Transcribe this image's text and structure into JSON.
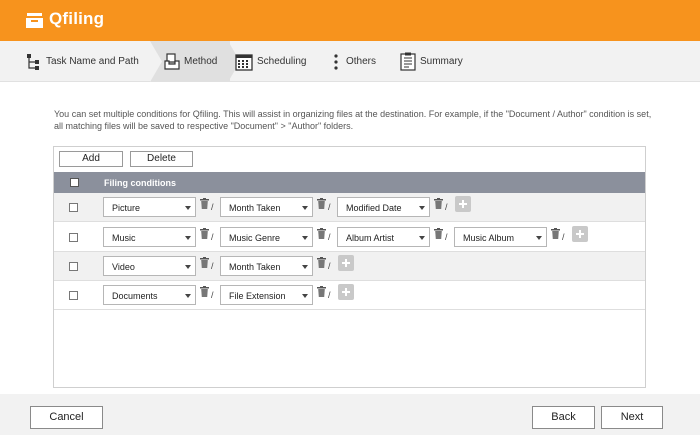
{
  "app": {
    "title": "Qfiling",
    "accent": "#f7931d"
  },
  "steps": [
    {
      "label": "Task Name and Path",
      "icon": "tree-icon"
    },
    {
      "label": "Method",
      "icon": "inbox-tray-icon"
    },
    {
      "label": "Scheduling",
      "icon": "calendar-icon"
    },
    {
      "label": "Others",
      "icon": "more-vertical-icon"
    },
    {
      "label": "Summary",
      "icon": "clipboard-icon"
    }
  ],
  "active_step": "Method",
  "description": "You can set multiple conditions for Qfiling. This will assist in organizing files at the destination. For example, if the \"Document / Author\" condition is set, all matching files will be saved to respective \"Document\" > \"Author\" folders.",
  "toolbar": {
    "add_label": "Add",
    "delete_label": "Delete"
  },
  "table": {
    "header": "Filing conditions"
  },
  "rows": [
    {
      "conditions": [
        "Picture",
        "Month Taken",
        "Modified Date"
      ]
    },
    {
      "conditions": [
        "Music",
        "Music Genre",
        "Album Artist",
        "Music Album"
      ]
    },
    {
      "conditions": [
        "Video",
        "Month Taken"
      ]
    },
    {
      "conditions": [
        "Documents",
        "File Extension"
      ]
    }
  ],
  "footer": {
    "cancel_label": "Cancel",
    "back_label": "Back",
    "next_label": "Next"
  }
}
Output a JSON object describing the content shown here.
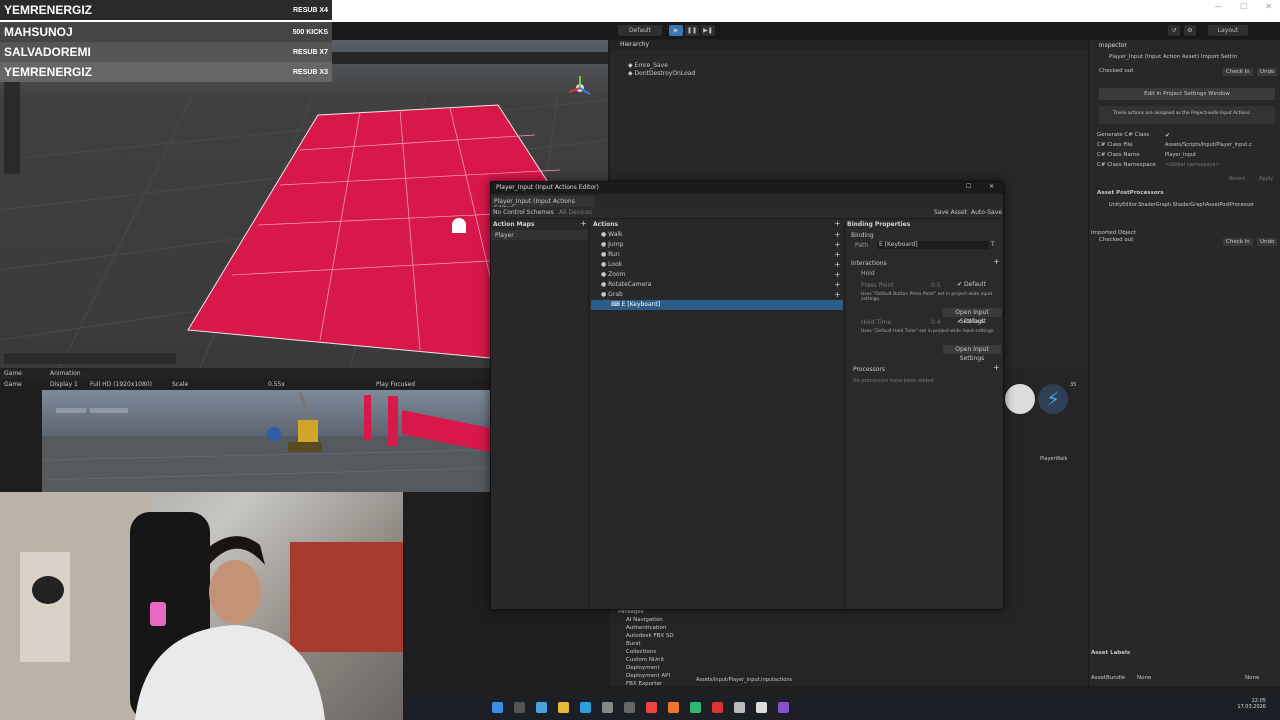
{
  "overlay": {
    "rows": [
      {
        "name": "YEMRENERGIZ",
        "value": "RESUB X4"
      },
      {
        "name": "MAHSUNOJ",
        "value": "500 KICKS"
      },
      {
        "name": "SALVADOREMI",
        "value": "RESUB X7"
      },
      {
        "name": "YEMRENERGIZ",
        "value": "RESUB X3"
      }
    ]
  },
  "toolbar": {
    "layout_label": "Layout",
    "default_label": "Default"
  },
  "hierarchy": {
    "tab": "Hierarchy",
    "items": [
      "Emre_Save",
      "DontDestroyOnLoad"
    ]
  },
  "game": {
    "tab_game": "Game",
    "tab_animation": "Animation",
    "display": "Display 1",
    "resolution": "Full HD (1920x1080)",
    "scale_label": "Scale",
    "scale_value": "0.55x",
    "play_focused": "Play Focused"
  },
  "editor": {
    "title": "Player_Input (Input Actions Editor)",
    "tab": "Player_Input (Input Actions Editor)",
    "control_schemes": "No Control Schemes",
    "all_devices": "All Devices",
    "save_asset": "Save Asset",
    "auto_save": "Auto-Save",
    "action_maps_header": "Action Maps",
    "action_map": "Player",
    "actions_header": "Actions",
    "actions": [
      "Walk",
      "Jump",
      "Run",
      "Look",
      "Zoom",
      "RotateCamera",
      "Grab"
    ],
    "selected_binding": "E [Keyboard]",
    "binding_props_header": "Binding Properties",
    "binding_label": "Binding",
    "path_label": "Path",
    "path_value": "E [Keyboard]",
    "interactions_label": "Interactions",
    "hold_label": "Hold",
    "press_point_label": "Press Point",
    "press_point_value": "0.5",
    "default_label": "Default",
    "press_point_note": "Uses \"Default Button Press Point\" set in project-wide input settings.",
    "open_input_settings": "Open Input Settings",
    "hold_time_label": "Hold Time",
    "hold_time_value": "0.4",
    "hold_time_note": "Uses \"Default Hold Time\" set in project-wide input settings.",
    "processors_label": "Processors",
    "no_processors": "No processors have been added."
  },
  "inspector": {
    "tab": "Inspector",
    "asset_title": "Player_Input (Input Action Asset) Import Settin",
    "checked_out": "Checked out",
    "check_in": "Check In",
    "undo": "Undo",
    "edit_project_settings": "Edit in Project Settings Window",
    "project_wide_note": "These actions are assigned as the Project-wide Input Actions.",
    "generate_class": "Generate C# Class",
    "class_file_label": "C# Class File",
    "class_file_value": "Assets/Scripts/Input/Player_Input.c",
    "class_name_label": "C# Class Name",
    "class_name_value": "Player_Input",
    "namespace_label": "C# Class Namespace",
    "namespace_placeholder": "<Global namespace>",
    "revert": "Revert",
    "apply": "Apply",
    "postprocessors": "Asset PostProcessors",
    "postprocessor_item": "UnityEditor.ShaderGraph.ShaderGraphAssetPostProcessor",
    "imported_object": "Imported Object",
    "asset_labels": "Asset Labels",
    "asset_bundle": "AssetBundle",
    "bundle_value": "None",
    "bundle_variant": "None"
  },
  "project": {
    "packages": [
      "Packages",
      "AI Navigation",
      "Authentication",
      "Autodesk FBX SD",
      "Burst",
      "Collections",
      "Custom NUnit",
      "Deployment",
      "Deployment API",
      "FBX Exporter"
    ],
    "path": "Assets/Input/Player_Input.inputactions",
    "asset_label": "PlayerWalk",
    "count": "35"
  },
  "clock": {
    "time": "22:05",
    "date": "17.03.2026"
  },
  "colors": {
    "plane": "#d8174a",
    "selection": "#2c5d87",
    "accent": "#4aa3df"
  }
}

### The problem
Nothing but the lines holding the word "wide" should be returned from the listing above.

### Exercise output
    "press_point_note": "Uses \"Default Button Press Point\" set in project-wide input settings.",
    "hold_time_note": "Uses \"Default Hold Time\" set in project-wide input settings.",
    "project_wide_note": "These actions are assigned as the Project-wide Input Actions.",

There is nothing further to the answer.